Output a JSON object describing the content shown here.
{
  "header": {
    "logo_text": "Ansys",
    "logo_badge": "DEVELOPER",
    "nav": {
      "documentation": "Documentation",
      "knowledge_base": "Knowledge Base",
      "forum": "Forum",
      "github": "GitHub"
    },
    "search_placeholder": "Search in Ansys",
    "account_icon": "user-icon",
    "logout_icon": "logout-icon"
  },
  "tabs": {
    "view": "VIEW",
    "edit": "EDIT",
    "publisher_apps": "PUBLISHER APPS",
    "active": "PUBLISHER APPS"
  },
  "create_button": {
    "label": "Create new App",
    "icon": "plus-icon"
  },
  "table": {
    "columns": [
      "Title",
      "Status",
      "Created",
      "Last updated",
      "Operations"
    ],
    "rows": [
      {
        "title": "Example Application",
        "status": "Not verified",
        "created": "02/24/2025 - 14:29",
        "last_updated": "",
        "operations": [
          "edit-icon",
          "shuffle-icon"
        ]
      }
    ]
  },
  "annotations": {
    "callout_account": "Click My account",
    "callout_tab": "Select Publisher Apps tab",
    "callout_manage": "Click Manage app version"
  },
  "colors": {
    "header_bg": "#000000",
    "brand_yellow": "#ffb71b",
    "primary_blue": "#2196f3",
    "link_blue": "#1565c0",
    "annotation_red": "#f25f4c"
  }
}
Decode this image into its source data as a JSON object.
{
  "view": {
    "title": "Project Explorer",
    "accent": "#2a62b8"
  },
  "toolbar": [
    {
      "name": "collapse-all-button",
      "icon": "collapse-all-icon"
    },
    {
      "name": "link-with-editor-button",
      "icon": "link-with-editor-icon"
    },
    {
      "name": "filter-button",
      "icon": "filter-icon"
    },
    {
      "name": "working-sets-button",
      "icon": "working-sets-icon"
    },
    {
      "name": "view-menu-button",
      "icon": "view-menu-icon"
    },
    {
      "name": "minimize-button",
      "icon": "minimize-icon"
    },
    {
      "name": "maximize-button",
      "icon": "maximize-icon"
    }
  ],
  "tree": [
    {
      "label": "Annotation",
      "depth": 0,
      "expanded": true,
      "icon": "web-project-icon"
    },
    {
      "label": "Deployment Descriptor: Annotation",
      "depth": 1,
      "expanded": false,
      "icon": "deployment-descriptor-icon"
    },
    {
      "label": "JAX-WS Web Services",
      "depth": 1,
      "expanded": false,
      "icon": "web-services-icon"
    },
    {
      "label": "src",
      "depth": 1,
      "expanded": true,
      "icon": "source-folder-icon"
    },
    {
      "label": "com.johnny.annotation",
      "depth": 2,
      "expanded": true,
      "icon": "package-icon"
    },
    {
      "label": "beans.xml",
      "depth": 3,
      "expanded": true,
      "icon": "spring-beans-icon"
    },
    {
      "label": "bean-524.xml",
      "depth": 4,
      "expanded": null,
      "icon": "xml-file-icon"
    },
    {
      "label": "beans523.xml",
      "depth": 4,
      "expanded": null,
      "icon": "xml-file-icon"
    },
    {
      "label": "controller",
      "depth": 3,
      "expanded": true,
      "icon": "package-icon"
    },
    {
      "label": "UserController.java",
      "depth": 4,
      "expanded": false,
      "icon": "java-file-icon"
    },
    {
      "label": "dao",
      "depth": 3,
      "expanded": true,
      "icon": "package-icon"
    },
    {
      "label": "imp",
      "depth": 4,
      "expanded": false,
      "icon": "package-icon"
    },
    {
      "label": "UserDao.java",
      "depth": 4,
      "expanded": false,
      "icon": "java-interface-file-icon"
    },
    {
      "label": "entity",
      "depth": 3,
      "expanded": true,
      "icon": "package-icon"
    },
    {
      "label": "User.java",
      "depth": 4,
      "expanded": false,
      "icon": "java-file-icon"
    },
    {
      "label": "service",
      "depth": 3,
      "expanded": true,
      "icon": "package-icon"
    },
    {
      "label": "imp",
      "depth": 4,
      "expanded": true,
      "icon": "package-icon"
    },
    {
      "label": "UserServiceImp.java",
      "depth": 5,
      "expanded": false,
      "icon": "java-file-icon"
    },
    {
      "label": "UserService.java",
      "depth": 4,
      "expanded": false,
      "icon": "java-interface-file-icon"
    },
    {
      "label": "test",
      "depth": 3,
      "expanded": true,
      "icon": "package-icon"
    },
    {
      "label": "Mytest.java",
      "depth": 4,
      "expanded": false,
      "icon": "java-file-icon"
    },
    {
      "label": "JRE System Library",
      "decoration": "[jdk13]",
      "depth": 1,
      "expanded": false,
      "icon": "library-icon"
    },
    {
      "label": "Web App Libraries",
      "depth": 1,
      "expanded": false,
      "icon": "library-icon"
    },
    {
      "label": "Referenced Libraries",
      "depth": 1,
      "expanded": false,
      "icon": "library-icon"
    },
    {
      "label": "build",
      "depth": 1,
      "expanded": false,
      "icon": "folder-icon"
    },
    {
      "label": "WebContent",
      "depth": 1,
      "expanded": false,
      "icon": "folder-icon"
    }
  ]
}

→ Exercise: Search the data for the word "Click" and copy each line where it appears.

→ Answer to this exercise:
    "callout_account": "Click My account",
    "callout_manage": "Click Manage app version"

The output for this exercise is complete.